For me the point has long been that while I may not like, agree with or maybe understand everything being taught, I listen, learn, and practice it as sincerely as possible. You don't have to believe something to listen. You don't have to agree with how something should be done to practice. And I have found that while there are many things that years later I still don't agree with, there were many more that I was in danger of tossing out that I find now I understand on a different level.
Or as one of my instructors told me a long time ago, if you aren't already completely trained how do you know what's important? If you already know what's important and what's not, why even bother?
Guess I'm going to respectfully disagree with you here, Keith. And probably make quite a few people upset in the process. Not really my intention as I'm conveying personal experiences ...
Any incarnation of funakogi undo that I've ever seen, done, or been taught has not even been remotely close to teaching aiki principles. I could have practiced sincerely for 80 years and it wouldn't have mattered. It wouldn't have given me aiki. I would not have gotten any closer to the skill level of Tomiki, Shioda, etc, let alone Ueshiba.
Taking that a step further, every single incarnation of modern aikido techniques is the same. None of them would have given me aiki or gotten me to the level of skill of previously mentioned teachers. After 20, 30, 40 years, I probably would have gotten some very high level jujutsu skills -- which are nothing to sneeze at, btw. Some very good stuff there. Unfortunately, those skills crumble against aiki.
I think it's all been huge rationalizations perpetuated throughout the aikido world. 20 year techniques, warmup exercises, focus on techniques, you'll understand after years of training, etc, etc, etc. And 40 years after Ueshiba's death, we're still rationalizing why we aren't even getting as good as the pre-war students.
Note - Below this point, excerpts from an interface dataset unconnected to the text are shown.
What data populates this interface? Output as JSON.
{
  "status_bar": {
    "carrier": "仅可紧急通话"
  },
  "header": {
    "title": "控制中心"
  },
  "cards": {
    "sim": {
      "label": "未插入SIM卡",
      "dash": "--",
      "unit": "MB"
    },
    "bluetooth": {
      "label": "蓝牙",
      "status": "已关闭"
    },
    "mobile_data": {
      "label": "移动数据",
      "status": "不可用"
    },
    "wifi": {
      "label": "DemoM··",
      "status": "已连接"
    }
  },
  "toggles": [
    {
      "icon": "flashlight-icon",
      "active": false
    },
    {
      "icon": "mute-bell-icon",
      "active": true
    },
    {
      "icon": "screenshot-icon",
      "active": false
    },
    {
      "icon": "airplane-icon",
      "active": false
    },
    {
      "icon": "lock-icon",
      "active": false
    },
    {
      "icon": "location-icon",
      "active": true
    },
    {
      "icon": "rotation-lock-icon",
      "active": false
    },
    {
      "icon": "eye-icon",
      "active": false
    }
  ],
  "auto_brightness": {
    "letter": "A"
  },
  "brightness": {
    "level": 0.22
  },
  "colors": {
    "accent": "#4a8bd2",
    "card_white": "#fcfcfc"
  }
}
When do we stop rationalizing and come to terms with the fact that aiki was withheld?